--- Source material Enclosed Below ---

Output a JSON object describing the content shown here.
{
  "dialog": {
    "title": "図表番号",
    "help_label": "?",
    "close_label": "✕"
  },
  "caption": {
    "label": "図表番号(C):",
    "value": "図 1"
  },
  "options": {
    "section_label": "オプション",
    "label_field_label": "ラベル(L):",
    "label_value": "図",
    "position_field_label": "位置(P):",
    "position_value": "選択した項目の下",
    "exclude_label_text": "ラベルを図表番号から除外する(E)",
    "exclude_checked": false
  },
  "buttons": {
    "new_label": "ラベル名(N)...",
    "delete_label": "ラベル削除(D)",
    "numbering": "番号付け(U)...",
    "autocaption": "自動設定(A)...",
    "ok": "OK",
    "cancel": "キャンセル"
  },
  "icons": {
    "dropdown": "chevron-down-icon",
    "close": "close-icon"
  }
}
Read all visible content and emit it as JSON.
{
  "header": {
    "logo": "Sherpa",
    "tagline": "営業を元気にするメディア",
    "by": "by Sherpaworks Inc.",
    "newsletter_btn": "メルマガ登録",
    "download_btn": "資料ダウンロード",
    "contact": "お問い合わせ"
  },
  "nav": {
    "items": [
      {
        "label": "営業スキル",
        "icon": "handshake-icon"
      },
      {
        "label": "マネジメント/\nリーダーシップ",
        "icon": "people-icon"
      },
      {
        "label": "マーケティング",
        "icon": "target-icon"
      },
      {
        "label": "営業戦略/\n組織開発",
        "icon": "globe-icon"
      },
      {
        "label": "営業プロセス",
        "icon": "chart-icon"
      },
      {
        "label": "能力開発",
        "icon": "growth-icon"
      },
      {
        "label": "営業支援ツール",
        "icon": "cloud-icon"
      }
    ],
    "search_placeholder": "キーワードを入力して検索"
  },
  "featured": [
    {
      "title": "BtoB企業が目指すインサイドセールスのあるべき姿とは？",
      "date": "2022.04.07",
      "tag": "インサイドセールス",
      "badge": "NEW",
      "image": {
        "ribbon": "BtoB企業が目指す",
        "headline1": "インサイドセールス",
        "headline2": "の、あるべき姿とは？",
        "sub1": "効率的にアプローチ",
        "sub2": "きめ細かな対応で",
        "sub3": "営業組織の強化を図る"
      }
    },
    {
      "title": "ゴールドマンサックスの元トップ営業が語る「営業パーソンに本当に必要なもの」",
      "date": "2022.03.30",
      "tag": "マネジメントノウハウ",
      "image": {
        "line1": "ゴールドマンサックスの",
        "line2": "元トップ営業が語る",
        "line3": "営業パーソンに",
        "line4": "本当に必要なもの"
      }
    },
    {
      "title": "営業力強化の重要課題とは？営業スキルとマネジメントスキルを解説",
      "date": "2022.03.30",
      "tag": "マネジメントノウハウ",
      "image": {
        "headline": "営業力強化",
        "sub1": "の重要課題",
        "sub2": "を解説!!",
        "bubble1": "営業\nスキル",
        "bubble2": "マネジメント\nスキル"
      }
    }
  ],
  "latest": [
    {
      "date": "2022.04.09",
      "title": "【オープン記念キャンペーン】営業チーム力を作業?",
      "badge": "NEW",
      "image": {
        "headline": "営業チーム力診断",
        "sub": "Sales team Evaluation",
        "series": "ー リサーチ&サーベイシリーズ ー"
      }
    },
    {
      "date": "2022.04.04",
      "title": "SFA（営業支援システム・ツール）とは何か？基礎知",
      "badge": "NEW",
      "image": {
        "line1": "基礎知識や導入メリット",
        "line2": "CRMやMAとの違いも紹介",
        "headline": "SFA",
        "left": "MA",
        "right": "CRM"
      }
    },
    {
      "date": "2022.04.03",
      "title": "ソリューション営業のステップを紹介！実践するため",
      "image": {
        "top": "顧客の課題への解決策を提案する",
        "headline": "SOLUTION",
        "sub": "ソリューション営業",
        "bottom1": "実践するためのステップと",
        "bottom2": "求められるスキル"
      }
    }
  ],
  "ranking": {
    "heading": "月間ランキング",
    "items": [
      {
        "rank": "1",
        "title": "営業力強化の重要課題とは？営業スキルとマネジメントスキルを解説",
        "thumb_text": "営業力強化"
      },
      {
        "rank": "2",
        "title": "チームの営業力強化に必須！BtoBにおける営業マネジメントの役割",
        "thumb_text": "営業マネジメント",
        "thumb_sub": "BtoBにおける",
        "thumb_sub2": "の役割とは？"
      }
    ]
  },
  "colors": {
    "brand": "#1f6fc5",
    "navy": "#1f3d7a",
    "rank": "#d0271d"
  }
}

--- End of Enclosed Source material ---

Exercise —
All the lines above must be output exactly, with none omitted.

Worked solution —
Output a JSON object describing the content shown here.
{
  "dialog": {
    "title": "図表番号",
    "help_label": "?",
    "close_label": "✕"
  },
  "caption": {
    "label": "図表番号(C):",
    "value": "図 1"
  },
  "options": {
    "section_label": "オプション",
    "label_field_label": "ラベル(L):",
    "label_value": "図",
    "position_field_label": "位置(P):",
    "position_value": "選択した項目の下",
    "exclude_label_text": "ラベルを図表番号から除外する(E)",
    "exclude_checked": false
  },
  "buttons": {
    "new_label": "ラベル名(N)...",
    "delete_label": "ラベル削除(D)",
    "numbering": "番号付け(U)...",
    "autocaption": "自動設定(A)...",
    "ok": "OK",
    "cancel": "キャンセル"
  },
  "icons": {
    "dropdown": "chevron-down-icon",
    "close": "close-icon"
  }
}
Read all visible content and emit it as JSON.
{
  "header": {
    "logo": "Sherpa",
    "tagline": "営業を元気にするメディア",
    "by": "by Sherpaworks Inc.",
    "newsletter_btn": "メルマガ登録",
    "download_btn": "資料ダウンロード",
    "contact": "お問い合わせ"
  },
  "nav": {
    "items": [
      {
        "label": "営業スキル",
        "icon": "handshake-icon"
      },
      {
        "label": "マネジメント/\nリーダーシップ",
        "icon": "people-icon"
      },
      {
        "label": "マーケティング",
        "icon": "target-icon"
      },
      {
        "label": "営業戦略/\n組織開発",
        "icon": "globe-icon"
      },
      {
        "label": "営業プロセス",
        "icon": "chart-icon"
      },
      {
        "label": "能力開発",
        "icon": "growth-icon"
      },
      {
        "label": "営業支援ツール",
        "icon": "cloud-icon"
      }
    ],
    "search_placeholder": "キーワードを入力して検索"
  },
  "featured": [
    {
      "title": "BtoB企業が目指すインサイドセールスのあるべき姿とは？",
      "date": "2022.04.07",
      "tag": "インサイドセールス",
      "badge": "NEW",
      "image": {
        "ribbon": "BtoB企業が目指す",
        "headline1": "インサイドセールス",
        "headline2": "の、あるべき姿とは？",
        "sub1": "効率的にアプローチ",
        "sub2": "きめ細かな対応で",
        "sub3": "営業組織の強化を図る"
      }
    },
    {
      "title": "ゴールドマンサックスの元トップ営業が語る「営業パーソンに本当に必要なもの」",
      "date": "2022.03.30",
      "tag": "マネジメントノウハウ",
      "image": {
        "line1": "ゴールドマンサックスの",
        "line2": "元トップ営業が語る",
        "line3": "営業パーソンに",
        "line4": "本当に必要なもの"
      }
    },
    {
      "title": "営業力強化の重要課題とは？営業スキルとマネジメントスキルを解説",
      "date": "2022.03.30",
      "tag": "マネジメントノウハウ",
      "image": {
        "headline": "営業力強化",
        "sub1": "の重要課題",
        "sub2": "を解説!!",
        "bubble1": "営業\nスキル",
        "bubble2": "マネジメント\nスキル"
      }
    }
  ],
  "latest": [
    {
      "date": "2022.04.09",
      "title": "【オープン記念キャンペーン】営業チーム力を作業?",
      "badge": "NEW",
      "image": {
        "headline": "営業チーム力診断",
        "sub": "Sales team Evaluation",
        "series": "ー リサーチ&サーベイシリーズ ー"
      }
    },
    {
      "date": "2022.04.04",
      "title": "SFA（営業支援システム・ツール）とは何か？基礎知",
      "badge": "NEW",
      "image": {
        "line1": "基礎知識や導入メリット",
        "line2": "CRMやMAとの違いも紹介",
        "headline": "SFA",
        "left": "MA",
        "right": "CRM"
      }
    },
    {
      "date": "2022.04.03",
      "title": "ソリューション営業のステップを紹介！実践するため",
      "image": {
        "top": "顧客の課題への解決策を提案する",
        "headline": "SOLUTION",
        "sub": "ソリューション営業",
        "bottom1": "実践するためのステップと",
        "bottom2": "求められるスキル"
      }
    }
  ],
  "ranking": {
    "heading": "月間ランキング",
    "items": [
      {
        "rank": "1",
        "title": "営業力強化の重要課題とは？営業スキルとマネジメントスキルを解説",
        "thumb_text": "営業力強化"
      },
      {
        "rank": "2",
        "title": "チームの営業力強化に必須！BtoBにおける営業マネジメントの役割",
        "thumb_text": "営業マネジメント",
        "thumb_sub": "BtoBにおける",
        "thumb_sub2": "の役割とは？"
      }
    ]
  },
  "colors": {
    "brand": "#1f6fc5",
    "navy": "#1f3d7a",
    "rank": "#d0271d"
  }
}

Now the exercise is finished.